George Rist, member of the Danish Legation, born in 1775,
was descended in direct line from the old lyrical poet ; he had
studied at Jena in the days of Fichte and Schelling, and had
then been appointed Secretary to the Danish Minister of
Finance in Copenhagen, In 1801, he went with the Lega-
tion to Petersburg, in 1803 to Madrid, and in the eventful
year 1807, his diplomatic duties led him to London. From
1808 to 1813 he had lived in Hamburgh, in 1814 he was sent
to Paris, from 1817 to 1832 he spent his time between Ham-
burgh and Altona, and then went as member of the newly
established Schleswig-Holstein Government to Schlcswig, where
he died in 1847. Rist was a noble man in the fullest sense of
the word, sincere and stable, and equally distinguished by the
qualities of head and heart. Even in his later years he con-
tinued devoted to the ancients, especially the Greeks ; he had
been attached to philosophy from the time he had listened to
Fichte and Schelling ; was perfectly at home in English and


Fiencli literature, and well acquainted with the Spanish. Per-
thes and lie diiFered no less in their views and opinions than
in their outer life. Rist was intimately acquainted with the
history of the former century, yet notwithstanding he gave the
preference to the men belonging to it ov^er those of the present
day, and sure of not being misunderstood, he used to tease
Perthes by making this preference conspicuous. " Our youth

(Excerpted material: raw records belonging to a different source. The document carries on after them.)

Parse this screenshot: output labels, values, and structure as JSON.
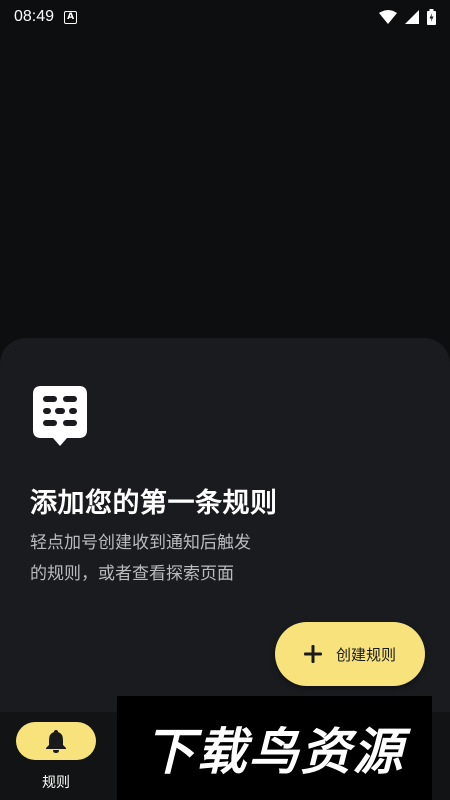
{
  "status_bar": {
    "time": "08:49",
    "badge": "A"
  },
  "empty_state": {
    "icon": "rule-keypad-icon",
    "title": "添加您的第一条规则",
    "description_line1": "轻点加号创建收到通知后触发",
    "description_line2": "的规则，或者查看探索页面"
  },
  "create_button": {
    "label": "创建规则",
    "icon": "plus-icon"
  },
  "bottom_nav": {
    "items": [
      {
        "label": "规则",
        "icon": "bell-icon",
        "active": true
      }
    ]
  },
  "watermark": {
    "text": "下载鸟资源"
  },
  "colors": {
    "background": "#0d0e10",
    "sheet": "#1a1b1e",
    "accent": "#f7e27c"
  }
}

was far more enjoyable than that of the present day," he once
wrote; "how pleasant the sentimentality-period was, and
Fichte, and Goethe, and the Revolution on the top of all.
Those were days indeed ! Now all is cold and old." In re-

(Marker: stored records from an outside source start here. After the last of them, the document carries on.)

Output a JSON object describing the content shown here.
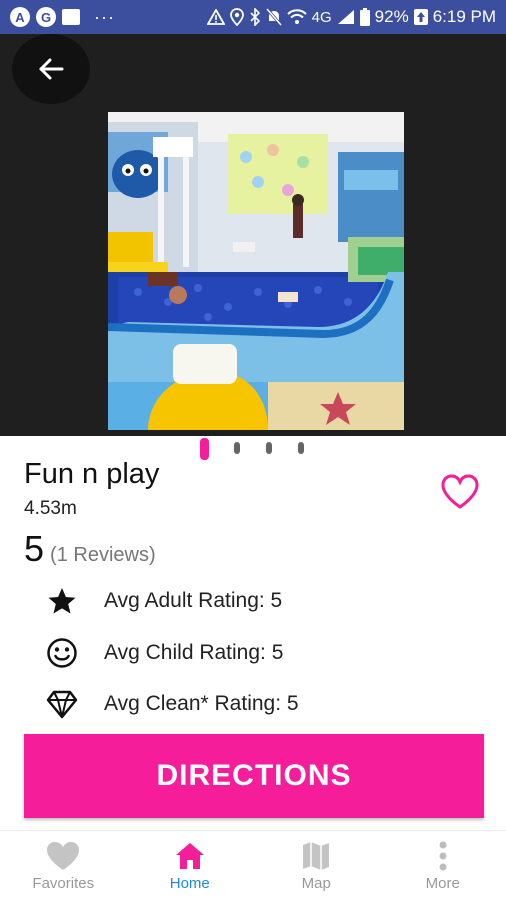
{
  "status_bar": {
    "app_icons": [
      "A",
      "G"
    ],
    "overflow": "···",
    "signal_label": "4G",
    "battery": "92%",
    "time": "6:19 PM"
  },
  "header": {
    "back_icon": "arrow-left-icon",
    "image_count": 4,
    "active_image": 1
  },
  "place": {
    "name": "Fun n play",
    "distance": "4.53m",
    "rating": "5",
    "reviews": "(1 Reviews)",
    "favorite_color": "#f51d9a"
  },
  "ratings": [
    {
      "icon": "star-icon",
      "label": "Avg Adult Rating: 5"
    },
    {
      "icon": "smiley-icon",
      "label": "Avg Child Rating: 5"
    },
    {
      "icon": "diamond-icon",
      "label": "Avg Clean* Rating: 5"
    }
  ],
  "actions": {
    "directions": "DIRECTIONS"
  },
  "nav": {
    "items": [
      {
        "label": "Favorites",
        "icon": "heart-icon"
      },
      {
        "label": "Home",
        "icon": "home-icon"
      },
      {
        "label": "Map",
        "icon": "map-icon"
      },
      {
        "label": "More",
        "icon": "more-vertical-icon"
      }
    ],
    "active_color": "#1e88e5",
    "inactive_color": "#9e9e9e"
  },
  "colors": {
    "accent": "#f51d9a",
    "status_bar": "#3c4f9f"
  }
}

ligion Rist was a pious Christian, but he always declined
entering into dogmatical questions. " I read no theological
works," he once said ; " they have the unvarying effect of

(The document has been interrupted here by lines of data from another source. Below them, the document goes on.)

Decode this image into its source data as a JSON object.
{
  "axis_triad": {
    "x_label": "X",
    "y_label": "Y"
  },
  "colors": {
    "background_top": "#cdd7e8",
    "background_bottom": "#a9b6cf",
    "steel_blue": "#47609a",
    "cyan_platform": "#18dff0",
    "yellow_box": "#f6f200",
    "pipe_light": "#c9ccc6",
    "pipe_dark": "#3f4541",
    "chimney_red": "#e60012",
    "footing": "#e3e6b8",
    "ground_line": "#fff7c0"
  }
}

raising in me doubts which Scripture itself never raises." Aris-
tocratic in appearance, manners, and habits of life, his politics
were extremely liberal. " It is wonderful to me," Perthes once
wrote to him, " that you who have had such a distinguished
career, should so often take pains to present yourself as a
plebeian to me, the tradesman." " That should not surprise
you," replied Rist, " I have had to light with patricians half
my life, even against such as loved me and were loved by me."
Ever since his first settlement in Gotha, Perthes had carried
on an unbroken correspondence with this friend of many years,
in which both freely exchanged political, literary, and ecclesi-
astical opinions, and understood and opposed each other. The
very difference of their points of view gave to this correspon-
dence a peculiar charm. As Rist once said in a letter to
Perthes : " One writes so easily and comfortably to you ; what
with unity in great things, difference in small, even a conscious


exaggeration of our own views on both sides, and, above all, an
unchangeable conviction that though sharp words may bo used,
there is always kind feeling at bottom. Spite of all our pro-
testations, our practical life-paths run parallel ; we are both
good citizens, good parents, good neighbours, good men of
business, we give rather than receive, strike out if people come
too near our heels, bring up our children in the fear of God,
and live in hope of a joyful resurrection. Now, this I call the
practical part of life, and in this we agree intimately." An-
other time he writes : " Our children will learn much from our
letters as to the time in which we lived, and will see that there
were two independent men in Germany who wrestled bravely
with each other and with the world, and who, if early placed
underdiffcrent circumstances, would have developed other aspects
of character Avhich must now remain undeveloped to the end."
The variety of interests and impressions which Perthes owed
to his calling and his correspondence were sometimes a little
oppressive to him in his latter years : " From early youth," we
find him writing, " I have been subject to a habit of fancy-
jjainting, to a sort of internal novel-writing, which often
followed and disturbed me in business, which did not en-
tirely absorb me. Hence arose faults and mistakes, and the
vexations and loss that followed these taught me to conquer
the tendency. But in another form I have still to battle with
the play of fancy. However perseveringh' I liave striven to
acquire a habit of concentrated feeling and thinking, I still